The solution to 922(o) will have to be political in the end. The fact is, outside the gun community, the concept of privately owned machine guns is intolerable to American society and 100% of all federal judges. If I had suggested in any way — including, by being evasive and indirect and fudging the answer — that machine guns are the next case and this is the path to dumping 922(o) — I’d have instantly lost all 9 justices. Even Scalia. There wasn’t any question of that, at all, going in, and it was confirmed in unmistakable fashion when I stood there a few feet from the justices and heard and saw how they related to machine guns. It was not just my opinion, but one uniformly held by ALL the attorneys with whom we bounced ideas off, some of them exceedingly bright people. Ditto for the people who wanted me to declare an absolute right, like I’m there to waive some sort of GOA bumper sticker. That’s a good way to lose, too, and look like a moron in the process.
I didn’t make the last 219 years of constitutional law and I am not responsible for the way that people out there — and on the court– feel about machine guns. Some people in our gun rights community have very…. interesting…. ways of looking at the constitution and the federal courts. I don’t need to pass judgment on it other than to say, it’s not the reality in which we practice law. When we started this over five years ago, the collective rights theory was the controlling law in 47 out of 50 states. hopefully, on next year’s MBE, aspiring lawyers will have to bubble in the individual rights answer to pass the test. I know you and many others out there can appreciate that difference and I thank you for it, even if we can’t get EVERYTHING that EVERYONE wants. Honestly some people just want to stay angry. I’m glad you’re not among them.
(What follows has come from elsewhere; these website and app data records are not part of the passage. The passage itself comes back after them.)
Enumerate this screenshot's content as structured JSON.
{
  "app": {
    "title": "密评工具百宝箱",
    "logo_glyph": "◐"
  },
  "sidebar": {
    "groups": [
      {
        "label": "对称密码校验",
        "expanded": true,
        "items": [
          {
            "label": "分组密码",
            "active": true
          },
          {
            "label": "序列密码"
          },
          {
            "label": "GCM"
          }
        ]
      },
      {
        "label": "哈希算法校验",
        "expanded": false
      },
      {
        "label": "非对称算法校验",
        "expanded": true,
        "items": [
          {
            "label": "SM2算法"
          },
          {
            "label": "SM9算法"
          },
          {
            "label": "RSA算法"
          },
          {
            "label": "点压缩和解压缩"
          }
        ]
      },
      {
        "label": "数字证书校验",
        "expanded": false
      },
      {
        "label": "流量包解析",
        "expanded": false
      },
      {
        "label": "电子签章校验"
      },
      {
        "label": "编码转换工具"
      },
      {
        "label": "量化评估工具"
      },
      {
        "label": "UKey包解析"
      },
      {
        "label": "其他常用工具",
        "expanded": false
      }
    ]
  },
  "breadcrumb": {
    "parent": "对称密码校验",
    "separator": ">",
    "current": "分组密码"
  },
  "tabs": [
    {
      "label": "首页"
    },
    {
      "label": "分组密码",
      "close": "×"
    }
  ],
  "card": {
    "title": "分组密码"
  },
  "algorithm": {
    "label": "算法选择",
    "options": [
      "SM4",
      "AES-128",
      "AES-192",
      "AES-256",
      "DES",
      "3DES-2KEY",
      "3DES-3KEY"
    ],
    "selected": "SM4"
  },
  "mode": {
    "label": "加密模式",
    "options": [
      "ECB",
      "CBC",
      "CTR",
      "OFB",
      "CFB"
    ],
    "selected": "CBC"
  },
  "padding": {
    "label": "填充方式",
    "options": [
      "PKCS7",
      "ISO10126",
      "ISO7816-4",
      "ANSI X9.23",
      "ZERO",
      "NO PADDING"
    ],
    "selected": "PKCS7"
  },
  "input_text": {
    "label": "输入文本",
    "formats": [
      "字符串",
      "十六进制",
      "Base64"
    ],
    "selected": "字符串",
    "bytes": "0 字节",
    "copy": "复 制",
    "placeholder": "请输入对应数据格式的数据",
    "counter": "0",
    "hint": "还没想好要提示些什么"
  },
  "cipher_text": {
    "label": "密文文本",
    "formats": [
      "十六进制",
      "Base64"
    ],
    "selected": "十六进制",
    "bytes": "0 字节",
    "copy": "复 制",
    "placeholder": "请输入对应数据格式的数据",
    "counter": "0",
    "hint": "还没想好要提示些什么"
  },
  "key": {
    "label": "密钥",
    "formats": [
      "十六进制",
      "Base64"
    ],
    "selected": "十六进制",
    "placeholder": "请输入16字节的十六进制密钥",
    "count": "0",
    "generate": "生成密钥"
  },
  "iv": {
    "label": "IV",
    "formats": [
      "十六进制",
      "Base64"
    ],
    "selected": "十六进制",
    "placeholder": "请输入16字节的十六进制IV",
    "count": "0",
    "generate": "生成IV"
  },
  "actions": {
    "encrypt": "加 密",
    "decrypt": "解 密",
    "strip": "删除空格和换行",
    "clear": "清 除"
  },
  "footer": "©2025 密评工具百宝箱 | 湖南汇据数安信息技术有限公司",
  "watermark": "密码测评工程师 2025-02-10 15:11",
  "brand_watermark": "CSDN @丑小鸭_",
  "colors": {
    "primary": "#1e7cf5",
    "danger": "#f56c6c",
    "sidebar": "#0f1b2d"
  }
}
You want to change 922(o)? Take a new person shooting. Work for “climate change.”
Hat Tip to SIH: http://www.snowflakesinhell.com/2008/03/20/alan-gura-on-the-mg-issue/#respond